== WHAT THE TASK ASKS ==
Scan the material that follows. Copy every line containing the word "JoelleMonique".

== DATA SHOWN ==

══════════

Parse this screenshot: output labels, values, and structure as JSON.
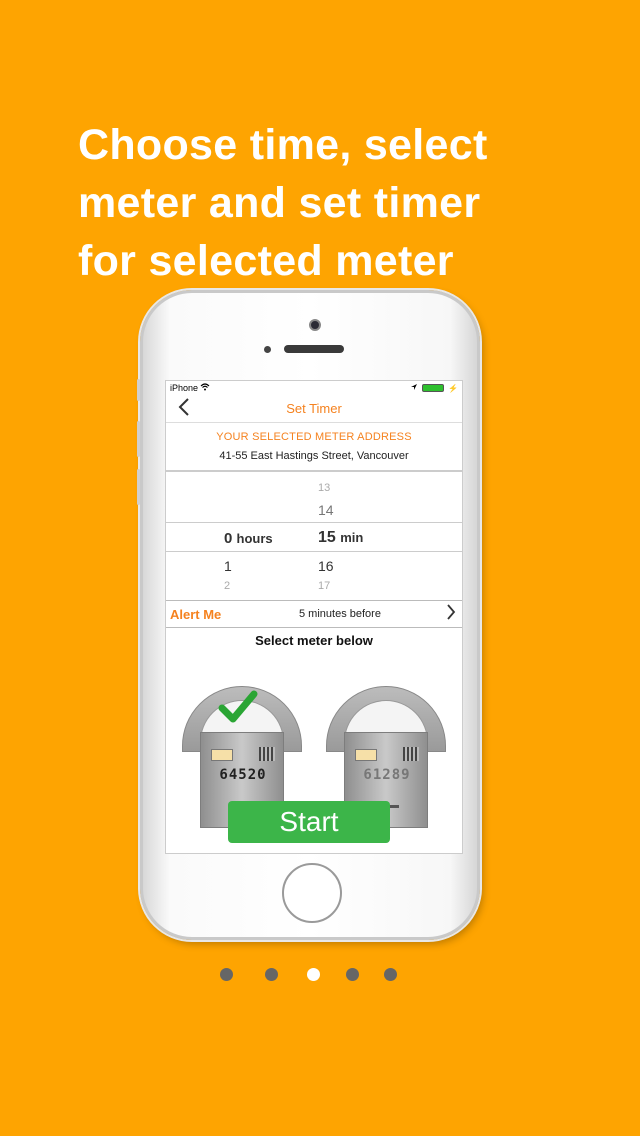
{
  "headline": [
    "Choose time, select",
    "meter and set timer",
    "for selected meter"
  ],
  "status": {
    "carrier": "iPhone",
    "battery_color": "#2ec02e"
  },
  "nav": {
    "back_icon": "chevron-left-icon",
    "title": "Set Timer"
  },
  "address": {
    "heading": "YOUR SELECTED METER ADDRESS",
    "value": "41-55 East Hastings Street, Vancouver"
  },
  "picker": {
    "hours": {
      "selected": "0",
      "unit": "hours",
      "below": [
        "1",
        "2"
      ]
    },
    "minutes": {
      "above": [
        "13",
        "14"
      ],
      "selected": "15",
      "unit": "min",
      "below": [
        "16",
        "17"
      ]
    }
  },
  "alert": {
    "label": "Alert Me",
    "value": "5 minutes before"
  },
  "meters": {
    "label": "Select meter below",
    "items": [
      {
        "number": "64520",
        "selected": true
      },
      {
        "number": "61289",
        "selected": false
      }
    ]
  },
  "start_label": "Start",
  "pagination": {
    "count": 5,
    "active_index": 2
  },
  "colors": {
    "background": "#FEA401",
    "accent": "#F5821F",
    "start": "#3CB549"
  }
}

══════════

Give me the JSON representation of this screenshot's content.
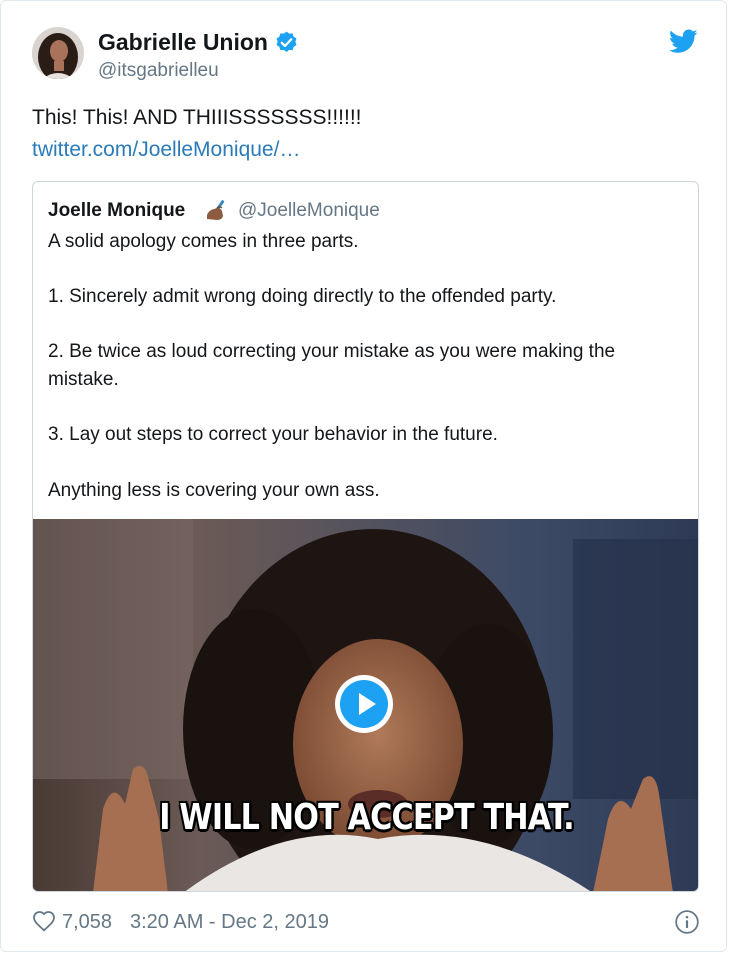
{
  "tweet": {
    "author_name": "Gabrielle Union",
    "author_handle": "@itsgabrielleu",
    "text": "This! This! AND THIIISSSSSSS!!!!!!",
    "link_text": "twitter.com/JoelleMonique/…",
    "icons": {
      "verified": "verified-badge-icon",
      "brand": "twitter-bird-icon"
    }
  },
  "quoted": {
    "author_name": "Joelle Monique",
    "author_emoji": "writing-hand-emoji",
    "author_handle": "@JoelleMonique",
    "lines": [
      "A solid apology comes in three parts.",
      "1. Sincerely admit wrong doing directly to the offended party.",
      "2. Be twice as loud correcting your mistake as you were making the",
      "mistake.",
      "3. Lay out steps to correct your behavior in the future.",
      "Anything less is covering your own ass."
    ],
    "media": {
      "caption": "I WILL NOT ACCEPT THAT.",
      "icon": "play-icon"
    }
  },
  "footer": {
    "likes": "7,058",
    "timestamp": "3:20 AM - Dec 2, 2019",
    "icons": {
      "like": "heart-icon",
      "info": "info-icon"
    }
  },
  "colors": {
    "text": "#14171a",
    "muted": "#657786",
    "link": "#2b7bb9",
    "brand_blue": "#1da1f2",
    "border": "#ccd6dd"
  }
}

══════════

== OUTPUT FOR THIS EXERCISE ==
    "link_text": "twitter.com/JoelleMonique/…",
    "author_handle": "@JoelleMonique",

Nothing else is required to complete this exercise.